But to quote a snatch from Jinnah's August 11, 1947 speech, in which he made a passing reference to Pakistan as a liberal Muslim state -- 'You are free; you are free to go to your temples, you are free to go to your mosques or to any other place or worship in this State of Pakistan' -- to assert that the 'Sole Spokesman' of Muslims in pre-Partition India was 'secular,' to say the least, is extremely astonishing.
Equally astonishing is his assertion, albeit made in an indirect manner, that there's a 'bit of Pakistan in every Indian.' That is simply not true: Most Indians, including many of those who are not given to demonising Pakistan and Pakistanis and cheerfully spend winter nights at Wagah border holding aloft candles, would find this preposterous.
Mr Advani may have very valid reasons for saying what he did, but he has not shared them with either his colleagues or with those who have been voting for the BJP influenced by the ideology that he espoused with such fervour till recently. That is, till he felt the need to seek a certificate from those whom he has berated, and encouraged his party to berate, as 'pseudo-secularists,' all these decades.

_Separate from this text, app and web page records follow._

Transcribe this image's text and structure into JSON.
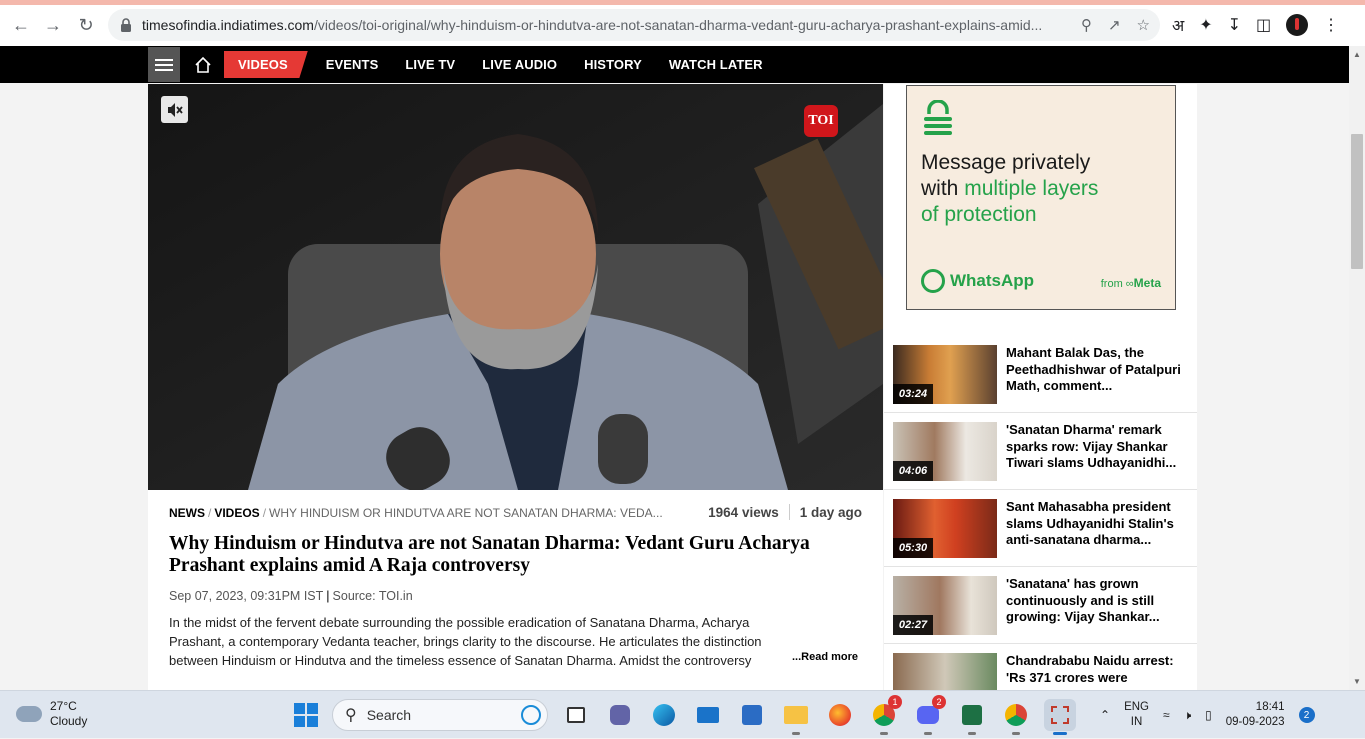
{
  "browser": {
    "url_host": "timesofindia.indiatimes.com",
    "url_path": "/videos/toi-original/why-hinduism-or-hindutva-are-not-sanatan-dharma-vedant-guru-acharya-prashant-explains-amid...",
    "translate_label": "अ"
  },
  "nav": {
    "items": [
      {
        "label": "VIDEOS",
        "active": true
      },
      {
        "label": "EVENTS"
      },
      {
        "label": "LIVE TV"
      },
      {
        "label": "LIVE AUDIO"
      },
      {
        "label": "HISTORY"
      },
      {
        "label": "WATCH LATER"
      }
    ]
  },
  "video": {
    "logo_text": "TOI",
    "breadcrumb": {
      "news": "NEWS",
      "videos": "VIDEOS",
      "current": "WHY HINDUISM OR HINDUTVA ARE NOT SANATAN DHARMA: VEDA..."
    },
    "views": "1964 views",
    "age": "1 day ago",
    "title": "Why Hinduism or Hindutva are not Sanatan Dharma: Vedant Guru Acharya Prashant explains amid A Raja controversy",
    "date": "Sep 07, 2023, 09:31PM IST",
    "source": "Source: TOI.in",
    "desc_line1": "In the midst of the fervent debate surrounding the possible eradication of Sanatana Dharma, Acharya",
    "desc_line2": "Prashant, a contemporary Vedanta teacher, brings clarity to the discourse. He articulates the distinction",
    "desc_line3": "between Hinduism or Hindutva and the timeless essence of Sanatan Dharma. Amidst the controversy",
    "read_more": "...Read more"
  },
  "ad": {
    "line1": "Message privately",
    "line2": "with",
    "line2_green": "multiple layers",
    "line3_green": "of protection",
    "brand": "WhatsApp",
    "from": "from",
    "meta": "Meta",
    "accent": "#25a24a"
  },
  "related": [
    {
      "duration": "03:24",
      "title": "Mahant Balak Das, the Peethadhishwar of Patalpuri Math, comment..."
    },
    {
      "duration": "04:06",
      "title": "'Sanatan Dharma' remark sparks row: Vijay Shankar Tiwari slams Udhayanidhi..."
    },
    {
      "duration": "05:30",
      "title": "Sant Mahasabha president slams Udhayanidhi Stalin's anti-sanatana dharma..."
    },
    {
      "duration": "02:27",
      "title": "'Sanatana' has grown continuously and is still growing: Vijay Shankar..."
    },
    {
      "duration": "",
      "title": "Chandrababu Naidu arrest: 'Rs 371 crores were"
    }
  ],
  "taskbar": {
    "temp": "27°C",
    "condition": "Cloudy",
    "search_placeholder": "Search",
    "chrome_badge": "1",
    "discord_badge": "2",
    "lang1": "ENG",
    "lang2": "IN",
    "time": "18:41",
    "date": "09-09-2023",
    "notifications": "2"
  }
}
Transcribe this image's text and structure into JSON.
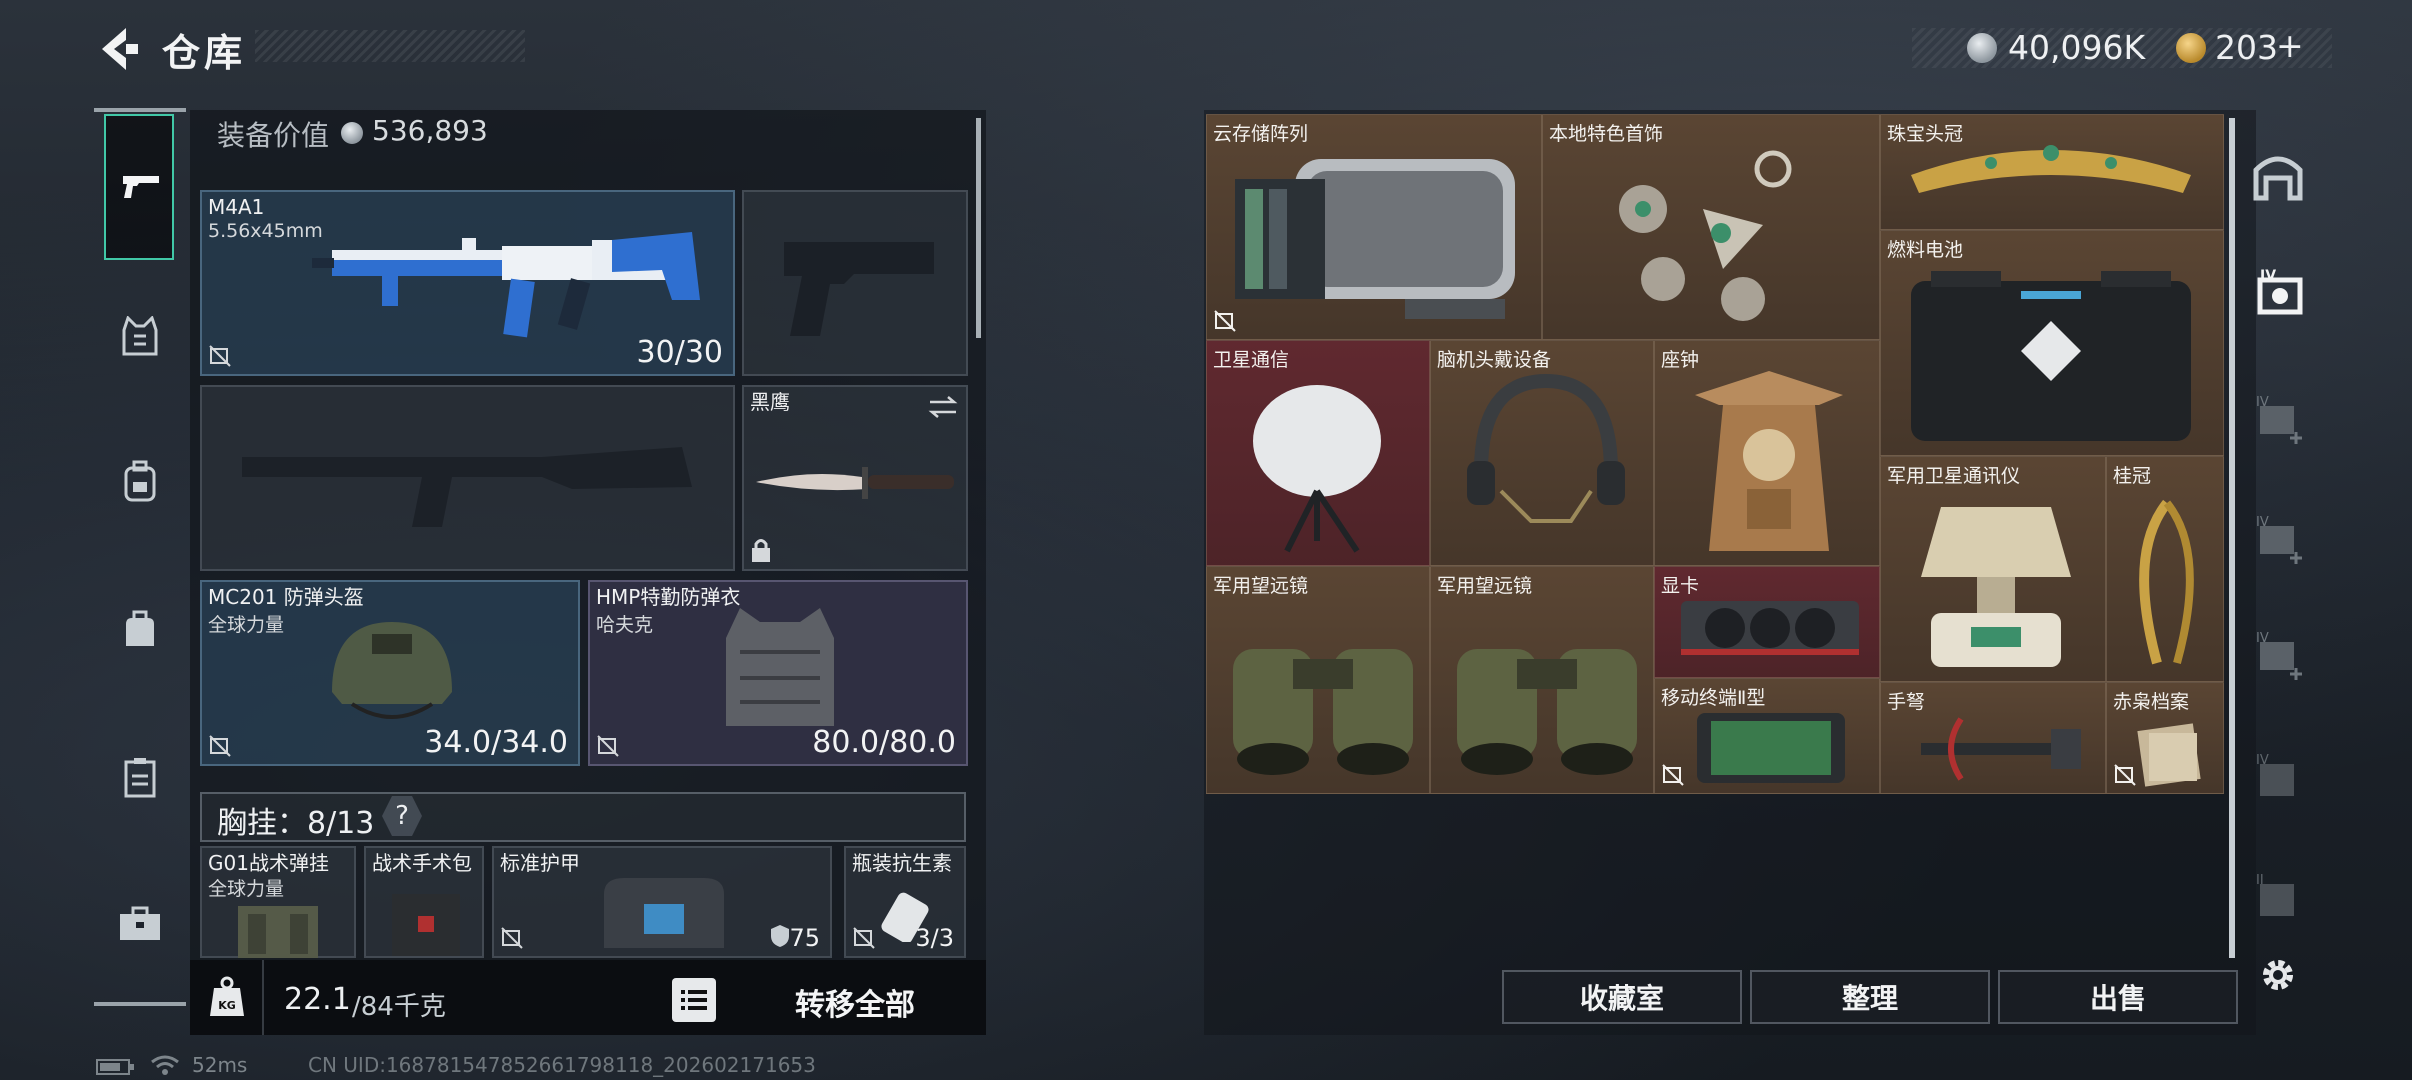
{
  "header": {
    "title": "仓库",
    "currency": [
      {
        "icon": "silver-coin-icon",
        "value": "40,096K"
      },
      {
        "icon": "gold-coin-icon",
        "value": "203"
      }
    ],
    "add_symbol": "+"
  },
  "rail": {
    "items": [
      "pistol-icon",
      "vest-icon",
      "backpack-icon",
      "bag-icon",
      "locker-icon",
      "toolbox-icon"
    ]
  },
  "equipment": {
    "value_label": "装备价值",
    "value": "536,893",
    "primary": {
      "name": "M4A1",
      "caliber": "5.56x45mm",
      "ammo": "30/30"
    },
    "melee": {
      "name": "黑鹰"
    },
    "helmet": {
      "name": "MC201 防弹头盔",
      "brand": "全球力量",
      "durability": "34.0/34.0"
    },
    "armor": {
      "name": "HMP特勤防弹衣",
      "brand": "哈夫克",
      "durability": "80.0/80.0"
    },
    "rig": {
      "label": "胸挂：8/13",
      "help": "?"
    },
    "rig_items": [
      {
        "name": "G01战术弹挂",
        "sub": "全球力量"
      },
      {
        "name": "战术手术包"
      },
      {
        "name": "标准护甲",
        "value": "75"
      },
      {
        "name": "瓶装抗生素",
        "count": "3/3"
      }
    ],
    "weight": "22.1",
    "weight_max": "/84千克",
    "transfer_all": "转移全部"
  },
  "stash": {
    "items": [
      {
        "name": "云存储阵列",
        "rarity": "gold"
      },
      {
        "name": "本地特色首饰",
        "rarity": "gold"
      },
      {
        "name": "珠宝头冠",
        "rarity": "gold"
      },
      {
        "name": "燃料电池",
        "rarity": "gold"
      },
      {
        "name": "卫星通信",
        "rarity": "red"
      },
      {
        "name": "脑机头戴设备",
        "rarity": "gold"
      },
      {
        "name": "座钟",
        "rarity": "gold"
      },
      {
        "name": "军用卫星通讯仪",
        "rarity": "gold"
      },
      {
        "name": "桂冠",
        "rarity": "gold"
      },
      {
        "name": "军用望远镜",
        "rarity": "gold"
      },
      {
        "name": "军用望远镜",
        "rarity": "gold"
      },
      {
        "name": "显卡",
        "rarity": "red"
      },
      {
        "name": "移动终端Ⅱ型",
        "rarity": "gold"
      },
      {
        "name": "手弩",
        "rarity": "gold"
      },
      {
        "name": "赤枭档案",
        "rarity": "gold"
      }
    ],
    "buttons": {
      "collection": "收藏室",
      "sort": "整理",
      "sell": "出售"
    }
  },
  "status_bar": {
    "ping": "52ms",
    "uid": "CN UID:1687815478526617981​18_202602171653"
  },
  "colors": {
    "accent": "#41c8a7",
    "gold_cell": "#5c4634",
    "red_cell": "#622830"
  }
}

If a vast number of people who believe in Hindu nationalism feel affronted by Mr Advani's strange utterances in Pakistan and his inexplicable idolising of Jinnah, his colleagues in the party that he has almost single-handedly built over the decades, are equally incensed that he should have given a go-by to political realities that demand carefully nuanced statements by the BJP on sensitive issues, especially those to do with Pakistan.
Mr Advani could have calmed the disquiet by offering an explanation -- he owes it to the country and to the party, in that order -- but he did not do so. Instead, he recommended a debate on whether Jinnah was secular.
Apart from the fact that there is no immediate necessity for India and Indians to revisit their past and reopen old wounds, it is shocking that he should have been so facetious in his response, knowing full well that the issue at stake was not merely about the finer points of Jinnah's politics of crude communalism, but about the future of the BJP's ideology that he has so gravely imperilled by so casually quoting Jinnah out of context.
The Quaid-e-Azam has long departed for his heavenly abode. If any of his original band of admirers are still alive, they can truly claim vindication of their 'great' leader's pernicious politics.
Meanwhile, the Congress has provided some comic relief to those rendered glum by Mr Advani's misplaced exuberance. Practitioners and promoters of Muslim separatism all, Congress leaders have the gumption to describe Jinnah as 'communal.'
If Jinnah fanned Muslim separatism to further his politics, the Congress indulges in Muslim appeasement for the same purpose. Had it not been for the abject capitulation of Congress leaders, Jinnah's Pakistan would never have been a reality.